He finds it in Ellie, but when they break up, he’s left trying to figure out what went wrong and whether it’s fixable.

This book really reminded me of the movie 100 Days of Summer – there’s a bittersweet element to it, with an introverted and romantic lead and his beautiful, smart, magical girlfriend. And yet, even through the almost naive gaze of the narrator, Ellie remains a real character, completely whole and normal. She was the sort of person I’d want to be friends with.

The book switches both in timeline and style, which was an interesting choice. I really enjoyed it (and did briefly think from an author perspective how hard it is to get the go-ahead on a structure like that!) as it switched between 2008 when the couple met, years later when they break up (both from Nick’s perspective) and then into a third person retelling of the times in between as Nick practices his screen writing.

Nothing much happens, I suppose, but those are actually my favourite kind of books! There’s warmth and friendship and growth and family moments. It’s a love story and a story of growth and it’s not overly saccharine or easily tied up – it’s about how life and love are complicated, and imperfect.

So, in summary, I loved it, and it’s 99p and you should absolutely read it! Excited to read more from this debut author!

The quickest way to write for gratitude

In need of a serious change of perspective? A boost of energy, a way to shake off the cobwebs and start seeing clearly again? A quick writing task can help with that!

When we talk about therapeutic writing, we often talk about writing in a workshop environment, facilitated by someone who knows how to hold the room and give structure and space to the activities. We talk about writing that releases creativity and allows for story, narrative and realisations of things you might not have acknowledged before.

And it can be a bit magic.

But what if you don’t have time for that? What if you just want to do something to shut up that anxious, listless voice in your head?

What you want is a little gratitude.

I find gratitude tends to solve almost all my problems…

So here’s the writing task:

  1. Get a lovely blank piece of paper, ripe with possibility.

2. Get yourself something to keep time, a stopwatch on your phone or an egg timer if you’re particularly old fashioned.

3. Put a glorious 60 seconds on the stopwatch.

4. You are going to write, non stop, for 60 seconds.
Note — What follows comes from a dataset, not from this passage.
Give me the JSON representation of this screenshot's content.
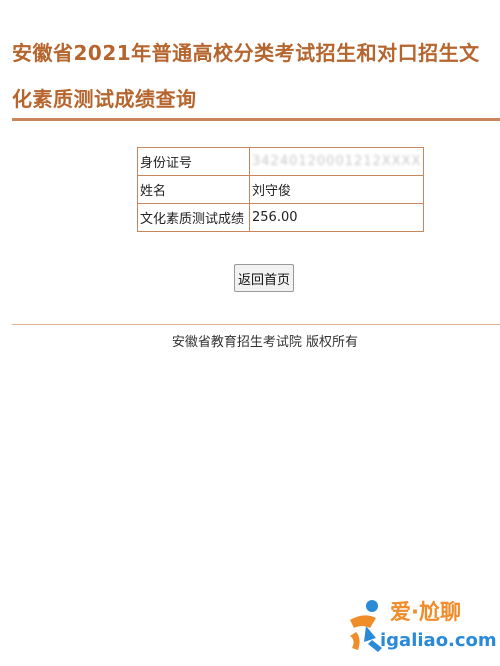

You’re not going to give yourself enough time to think. You hand with your pen or pencil is going to completely bypass your brain. It’s you and the paper, that’s it.

5. Ready? You’re going to write a list. A list of every single thing you can think of to be grateful for in your life. Go!

So, how did it go? Did you find your list started with all the big and important stuff, but you ended up with smaller, detailed things you barely notice day to day? Did you find it easy or difficult? Was there anything unexpected?

How do you feel now, knowing you have this great honking list of things to be grateful for? Do you feel blessed? Calm? Loved? Or do you feel like you need to treat yourself and enjoy those things, surrounding yourself in even more gratitude?

Let me know in the comments how you found it!